[Data records for software interfaces]

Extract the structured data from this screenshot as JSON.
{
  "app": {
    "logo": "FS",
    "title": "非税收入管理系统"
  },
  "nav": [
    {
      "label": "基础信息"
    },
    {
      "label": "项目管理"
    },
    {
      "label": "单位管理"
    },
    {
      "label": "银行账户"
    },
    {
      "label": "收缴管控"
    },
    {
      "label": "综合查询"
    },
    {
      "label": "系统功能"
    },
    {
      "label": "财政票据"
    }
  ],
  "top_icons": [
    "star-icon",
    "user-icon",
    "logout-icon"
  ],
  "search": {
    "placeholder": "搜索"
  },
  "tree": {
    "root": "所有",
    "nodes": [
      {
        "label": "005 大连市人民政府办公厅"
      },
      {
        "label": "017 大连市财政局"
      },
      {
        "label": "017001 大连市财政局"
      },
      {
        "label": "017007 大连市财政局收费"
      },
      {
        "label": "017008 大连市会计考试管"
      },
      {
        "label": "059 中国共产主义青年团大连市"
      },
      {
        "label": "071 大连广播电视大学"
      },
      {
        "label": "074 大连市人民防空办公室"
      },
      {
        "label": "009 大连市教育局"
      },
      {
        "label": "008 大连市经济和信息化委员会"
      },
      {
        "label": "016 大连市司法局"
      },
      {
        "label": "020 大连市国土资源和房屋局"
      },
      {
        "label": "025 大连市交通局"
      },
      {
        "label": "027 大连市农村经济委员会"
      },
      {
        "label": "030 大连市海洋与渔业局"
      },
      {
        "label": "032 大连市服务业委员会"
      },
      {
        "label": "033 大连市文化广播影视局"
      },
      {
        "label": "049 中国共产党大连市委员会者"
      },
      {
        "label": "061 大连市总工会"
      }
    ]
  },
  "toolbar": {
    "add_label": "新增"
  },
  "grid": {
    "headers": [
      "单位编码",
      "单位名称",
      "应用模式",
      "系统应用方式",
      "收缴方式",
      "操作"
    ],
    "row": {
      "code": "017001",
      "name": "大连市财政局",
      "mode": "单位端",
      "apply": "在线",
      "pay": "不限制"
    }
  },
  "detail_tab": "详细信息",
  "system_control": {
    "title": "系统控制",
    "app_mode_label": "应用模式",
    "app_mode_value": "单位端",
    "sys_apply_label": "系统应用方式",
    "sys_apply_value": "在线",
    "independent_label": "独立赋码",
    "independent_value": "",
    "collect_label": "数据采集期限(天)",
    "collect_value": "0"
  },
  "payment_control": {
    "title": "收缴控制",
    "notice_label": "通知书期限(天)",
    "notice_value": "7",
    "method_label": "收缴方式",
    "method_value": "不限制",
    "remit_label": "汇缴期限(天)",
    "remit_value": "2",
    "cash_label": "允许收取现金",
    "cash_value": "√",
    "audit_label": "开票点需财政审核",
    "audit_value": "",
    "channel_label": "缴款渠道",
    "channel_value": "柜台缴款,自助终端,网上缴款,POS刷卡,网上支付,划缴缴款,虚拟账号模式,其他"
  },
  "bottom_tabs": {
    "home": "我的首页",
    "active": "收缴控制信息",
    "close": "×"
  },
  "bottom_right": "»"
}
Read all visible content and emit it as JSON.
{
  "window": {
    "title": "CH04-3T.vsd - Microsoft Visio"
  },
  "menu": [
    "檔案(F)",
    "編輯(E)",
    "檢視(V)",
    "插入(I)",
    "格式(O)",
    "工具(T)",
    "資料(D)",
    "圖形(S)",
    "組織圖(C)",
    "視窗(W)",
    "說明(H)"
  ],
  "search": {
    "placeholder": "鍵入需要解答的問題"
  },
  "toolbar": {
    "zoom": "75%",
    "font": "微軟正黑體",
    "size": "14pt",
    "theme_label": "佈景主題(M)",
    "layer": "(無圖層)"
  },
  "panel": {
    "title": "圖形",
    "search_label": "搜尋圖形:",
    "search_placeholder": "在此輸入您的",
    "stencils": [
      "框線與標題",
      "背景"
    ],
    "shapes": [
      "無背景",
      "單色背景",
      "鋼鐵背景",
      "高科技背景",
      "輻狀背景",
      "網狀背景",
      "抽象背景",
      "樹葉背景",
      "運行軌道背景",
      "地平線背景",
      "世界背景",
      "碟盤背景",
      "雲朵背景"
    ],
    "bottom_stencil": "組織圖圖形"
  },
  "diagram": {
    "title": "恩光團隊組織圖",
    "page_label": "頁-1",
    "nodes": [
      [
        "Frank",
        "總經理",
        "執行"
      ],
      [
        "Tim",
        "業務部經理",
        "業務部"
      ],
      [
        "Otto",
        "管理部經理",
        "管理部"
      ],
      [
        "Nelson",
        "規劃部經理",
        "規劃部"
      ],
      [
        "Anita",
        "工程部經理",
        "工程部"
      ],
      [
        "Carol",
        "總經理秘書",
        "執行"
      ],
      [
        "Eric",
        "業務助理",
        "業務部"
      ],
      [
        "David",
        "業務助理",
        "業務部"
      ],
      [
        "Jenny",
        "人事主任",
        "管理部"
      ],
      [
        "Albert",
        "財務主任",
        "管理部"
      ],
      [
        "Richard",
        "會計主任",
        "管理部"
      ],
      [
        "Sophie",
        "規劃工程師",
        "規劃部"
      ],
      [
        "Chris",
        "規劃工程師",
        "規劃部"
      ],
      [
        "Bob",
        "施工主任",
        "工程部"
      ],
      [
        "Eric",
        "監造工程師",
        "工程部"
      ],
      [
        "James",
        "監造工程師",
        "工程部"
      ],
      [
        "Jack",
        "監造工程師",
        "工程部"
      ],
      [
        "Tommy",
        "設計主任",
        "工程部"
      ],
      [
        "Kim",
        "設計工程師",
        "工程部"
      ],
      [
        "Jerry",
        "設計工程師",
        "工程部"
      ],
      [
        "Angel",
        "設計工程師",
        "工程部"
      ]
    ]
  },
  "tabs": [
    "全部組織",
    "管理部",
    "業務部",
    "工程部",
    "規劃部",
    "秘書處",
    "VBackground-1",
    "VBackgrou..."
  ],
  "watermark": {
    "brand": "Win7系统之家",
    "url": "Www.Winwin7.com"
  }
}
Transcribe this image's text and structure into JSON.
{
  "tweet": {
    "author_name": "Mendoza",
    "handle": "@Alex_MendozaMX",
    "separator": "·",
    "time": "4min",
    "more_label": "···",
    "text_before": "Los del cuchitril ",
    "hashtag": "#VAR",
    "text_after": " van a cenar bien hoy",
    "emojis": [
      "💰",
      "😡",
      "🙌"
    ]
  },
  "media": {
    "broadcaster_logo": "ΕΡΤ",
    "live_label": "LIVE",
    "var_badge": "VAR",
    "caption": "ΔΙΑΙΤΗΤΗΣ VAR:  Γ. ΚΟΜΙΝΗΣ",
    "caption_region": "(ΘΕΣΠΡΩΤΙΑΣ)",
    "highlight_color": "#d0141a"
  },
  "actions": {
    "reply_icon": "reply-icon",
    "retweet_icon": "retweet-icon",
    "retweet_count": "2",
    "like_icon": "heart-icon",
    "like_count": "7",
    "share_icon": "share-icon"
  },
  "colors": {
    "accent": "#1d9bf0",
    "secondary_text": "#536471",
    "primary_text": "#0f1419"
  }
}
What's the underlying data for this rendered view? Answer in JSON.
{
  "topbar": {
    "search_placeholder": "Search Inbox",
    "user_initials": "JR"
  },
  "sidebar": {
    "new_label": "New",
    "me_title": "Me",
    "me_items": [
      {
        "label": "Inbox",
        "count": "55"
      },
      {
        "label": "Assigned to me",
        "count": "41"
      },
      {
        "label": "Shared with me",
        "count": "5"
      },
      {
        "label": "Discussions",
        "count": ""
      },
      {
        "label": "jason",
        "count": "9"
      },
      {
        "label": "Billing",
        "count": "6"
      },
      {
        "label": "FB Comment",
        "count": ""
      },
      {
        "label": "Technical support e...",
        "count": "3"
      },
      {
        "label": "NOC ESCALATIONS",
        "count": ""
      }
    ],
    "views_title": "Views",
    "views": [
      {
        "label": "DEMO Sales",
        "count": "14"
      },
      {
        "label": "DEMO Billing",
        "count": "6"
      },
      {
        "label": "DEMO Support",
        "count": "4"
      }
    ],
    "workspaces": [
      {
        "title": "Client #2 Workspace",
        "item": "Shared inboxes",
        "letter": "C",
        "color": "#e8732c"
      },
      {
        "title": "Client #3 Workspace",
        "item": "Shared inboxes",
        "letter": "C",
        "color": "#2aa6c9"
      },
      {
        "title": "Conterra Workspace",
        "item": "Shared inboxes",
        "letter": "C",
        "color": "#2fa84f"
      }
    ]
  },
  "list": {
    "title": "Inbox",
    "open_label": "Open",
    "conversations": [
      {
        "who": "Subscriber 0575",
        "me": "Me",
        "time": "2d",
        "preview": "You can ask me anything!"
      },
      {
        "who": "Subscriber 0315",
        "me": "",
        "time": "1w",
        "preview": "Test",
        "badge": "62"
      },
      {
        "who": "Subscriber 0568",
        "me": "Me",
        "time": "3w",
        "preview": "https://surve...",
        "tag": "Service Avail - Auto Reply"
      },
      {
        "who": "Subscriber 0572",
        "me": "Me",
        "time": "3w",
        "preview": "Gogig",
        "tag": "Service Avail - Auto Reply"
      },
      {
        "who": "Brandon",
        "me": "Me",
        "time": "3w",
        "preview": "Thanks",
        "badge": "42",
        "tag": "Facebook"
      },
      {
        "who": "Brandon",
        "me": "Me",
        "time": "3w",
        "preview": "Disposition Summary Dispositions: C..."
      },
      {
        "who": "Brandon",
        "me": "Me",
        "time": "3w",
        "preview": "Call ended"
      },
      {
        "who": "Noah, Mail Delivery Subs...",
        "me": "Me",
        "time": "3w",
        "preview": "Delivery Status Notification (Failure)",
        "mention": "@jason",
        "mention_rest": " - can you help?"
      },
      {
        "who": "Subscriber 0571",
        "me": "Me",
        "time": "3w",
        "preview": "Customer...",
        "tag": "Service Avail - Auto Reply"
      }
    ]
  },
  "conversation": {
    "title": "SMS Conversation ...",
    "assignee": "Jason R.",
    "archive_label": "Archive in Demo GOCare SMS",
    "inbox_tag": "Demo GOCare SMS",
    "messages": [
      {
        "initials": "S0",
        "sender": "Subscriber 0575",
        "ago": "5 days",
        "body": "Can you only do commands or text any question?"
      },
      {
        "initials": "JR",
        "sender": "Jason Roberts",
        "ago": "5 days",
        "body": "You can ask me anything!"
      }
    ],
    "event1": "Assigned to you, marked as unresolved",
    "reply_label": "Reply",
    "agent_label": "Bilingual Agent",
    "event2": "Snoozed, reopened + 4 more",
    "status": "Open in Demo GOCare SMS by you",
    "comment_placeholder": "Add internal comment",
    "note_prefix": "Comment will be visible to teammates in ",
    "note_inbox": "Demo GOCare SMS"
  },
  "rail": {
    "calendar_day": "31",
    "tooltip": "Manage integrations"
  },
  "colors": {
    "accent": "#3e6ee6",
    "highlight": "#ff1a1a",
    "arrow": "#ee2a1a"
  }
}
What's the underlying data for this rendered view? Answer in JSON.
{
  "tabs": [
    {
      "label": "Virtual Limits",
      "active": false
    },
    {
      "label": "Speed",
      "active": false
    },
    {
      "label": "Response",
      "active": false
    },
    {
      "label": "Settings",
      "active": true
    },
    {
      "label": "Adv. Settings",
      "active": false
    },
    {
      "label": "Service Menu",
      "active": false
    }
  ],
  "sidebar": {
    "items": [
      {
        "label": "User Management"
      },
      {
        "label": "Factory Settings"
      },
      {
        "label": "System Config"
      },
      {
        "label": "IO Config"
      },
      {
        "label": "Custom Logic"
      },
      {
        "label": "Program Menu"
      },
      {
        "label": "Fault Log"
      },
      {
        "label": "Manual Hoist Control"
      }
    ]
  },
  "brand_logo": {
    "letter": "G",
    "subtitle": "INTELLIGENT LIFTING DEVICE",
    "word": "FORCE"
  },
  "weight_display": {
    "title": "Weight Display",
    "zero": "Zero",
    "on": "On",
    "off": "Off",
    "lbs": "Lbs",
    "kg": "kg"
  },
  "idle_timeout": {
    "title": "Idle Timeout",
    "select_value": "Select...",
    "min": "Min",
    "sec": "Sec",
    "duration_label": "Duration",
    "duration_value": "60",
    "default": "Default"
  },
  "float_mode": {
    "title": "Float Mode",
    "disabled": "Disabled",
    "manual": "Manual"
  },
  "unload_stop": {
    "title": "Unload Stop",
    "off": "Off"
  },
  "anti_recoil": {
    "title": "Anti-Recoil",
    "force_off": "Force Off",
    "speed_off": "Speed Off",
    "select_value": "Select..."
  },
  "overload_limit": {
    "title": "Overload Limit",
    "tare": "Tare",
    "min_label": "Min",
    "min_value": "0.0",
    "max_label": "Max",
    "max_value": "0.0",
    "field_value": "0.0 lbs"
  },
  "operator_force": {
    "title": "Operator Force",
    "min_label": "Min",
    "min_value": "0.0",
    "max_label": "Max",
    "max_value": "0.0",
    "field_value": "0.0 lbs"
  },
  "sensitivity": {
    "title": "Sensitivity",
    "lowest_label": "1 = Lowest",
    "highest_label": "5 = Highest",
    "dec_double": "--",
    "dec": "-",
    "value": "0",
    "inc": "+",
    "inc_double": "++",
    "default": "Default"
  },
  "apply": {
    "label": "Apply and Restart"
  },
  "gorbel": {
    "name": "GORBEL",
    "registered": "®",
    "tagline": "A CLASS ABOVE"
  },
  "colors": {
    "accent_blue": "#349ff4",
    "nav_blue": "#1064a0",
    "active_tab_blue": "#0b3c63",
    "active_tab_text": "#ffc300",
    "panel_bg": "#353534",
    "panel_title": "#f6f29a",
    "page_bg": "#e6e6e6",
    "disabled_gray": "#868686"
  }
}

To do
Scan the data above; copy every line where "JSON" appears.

Solution for this task
Extract the structured data from this screenshot as JSON.
Read all visible content and emit it as JSON.
Transcribe this image's text and structure into JSON.
What's the underlying data for this rendered view? Answer in JSON.
What's the underlying data for this rendered view? Answer in JSON.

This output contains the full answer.